It’s been several months since I’ve posted a blog. However, this weekend I read an article in the New York Times entitled, “A Shocking Death, a Financial Lesson and Help for Others” that resonated with me. Recently, my office has seen a number of clients faced with the loss of their spouse. Many of these clients have been younger, so the loss was obviously unexpected. This is a tragic occurrence which is only exacerbated by a lack of planning. Grief stricken by the loss of their spouse and overwhelmed by the daunting task of searching for asset information, computer passwords and other information that was never addressed while their spouse was alive, these clients come into my office with more questions than answers. How will they pay the bills? Will they have access to the individual accounts? Did their spouse have adequate life insurance? What are their spouse’s computer passwords for his various accounts?

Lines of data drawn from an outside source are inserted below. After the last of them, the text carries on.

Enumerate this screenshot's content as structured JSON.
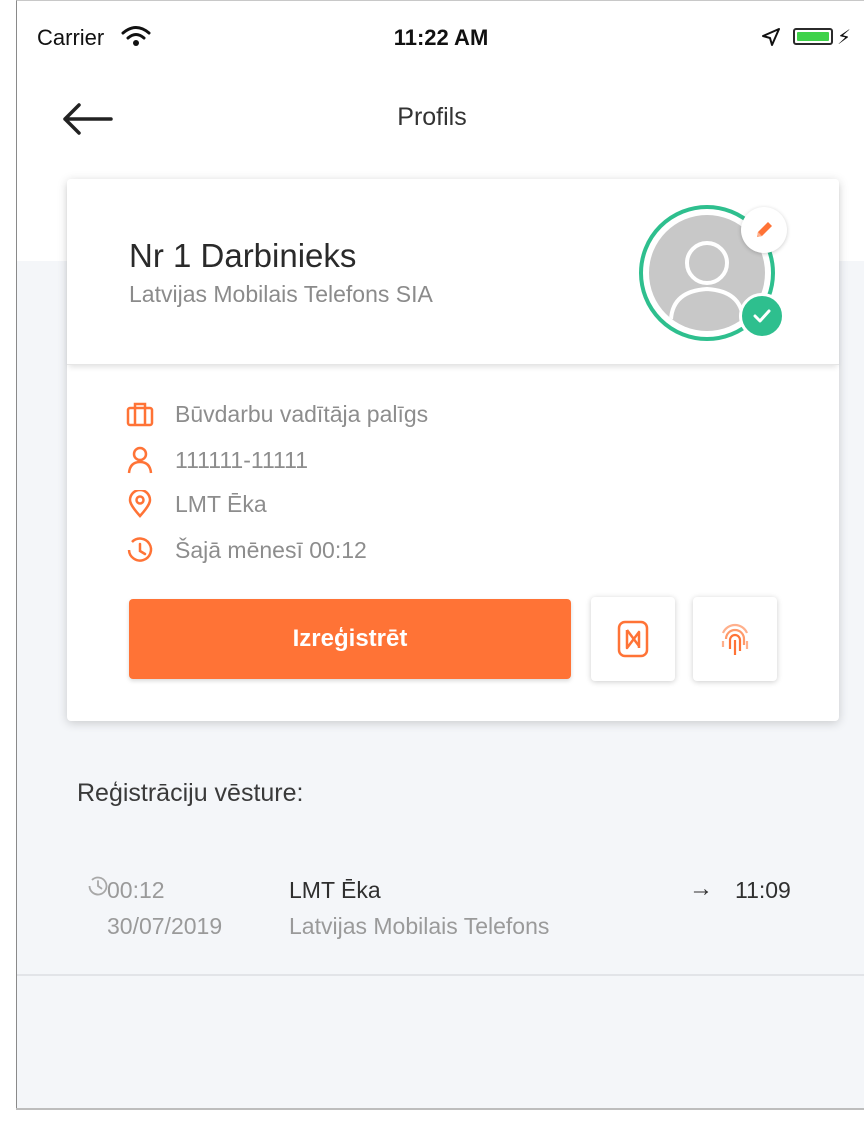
{
  "status_bar": {
    "carrier": "Carrier",
    "time": "11:22 AM"
  },
  "nav": {
    "title": "Profils"
  },
  "profile": {
    "name": "Nr 1 Darbinieks",
    "company": "Latvijas Mobilais Telefons SIA",
    "verified": true,
    "details": [
      {
        "icon": "briefcase-icon",
        "text": "Būvdarbu vadītāja palīgs"
      },
      {
        "icon": "person-icon",
        "text": "111111-11111"
      },
      {
        "icon": "location-pin-icon",
        "text": "LMT Ēka"
      },
      {
        "icon": "clock-icon",
        "text": "Šajā mēnesī 00:12"
      }
    ],
    "checkout_label": "Izreģistrēt"
  },
  "history": {
    "title": "Reģistrāciju vēsture:",
    "items": [
      {
        "duration": "00:12",
        "date": "30/07/2019",
        "place": "LMT Ēka",
        "company": "Latvijas Mobilais Telefons",
        "time": "11:09"
      }
    ]
  },
  "colors": {
    "accent": "#ff7336",
    "success": "#2ebf8e",
    "battery": "#3fd24a",
    "background": "#f4f6f9"
  }
}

In the NYT article, the subject, Chanel Reynold’s lost her husband after he was hit while riding his bicycle. Chanel and her husband were ill prepared to handle this horrific tragedy. They had inadequate life insurance to replace his six figure income, an unsigned will, a blended family and a huge mess. Chanel however, took her tragedy and turned it into a life lesson for others. She launched a website entitled “getyours***ttogether.org.” I’ve bleeped out the actual website name due to its crudeness, however, the lessons imparted are valuable and worth checking out. While I do not agree with all of the recommendations made by Ms. Reynolds, I am a proponent of learning from other people’s mistakes, as this can save you from making your own. At the Law Offices of Kristen R. Gross, P.C., we assist clients by preparing easy to understand documents that address both incapacity and death. We provide checklists that allow clients to get organized. I encourage clients to share their goals and information with the people whom they’ve appointed in their documents and will conduct a meeting with trustees, guardians and other agents to explain their role in my client’s estate plan. It’s a new year, start 2013 off right and get your “act” together by doing your estate plan.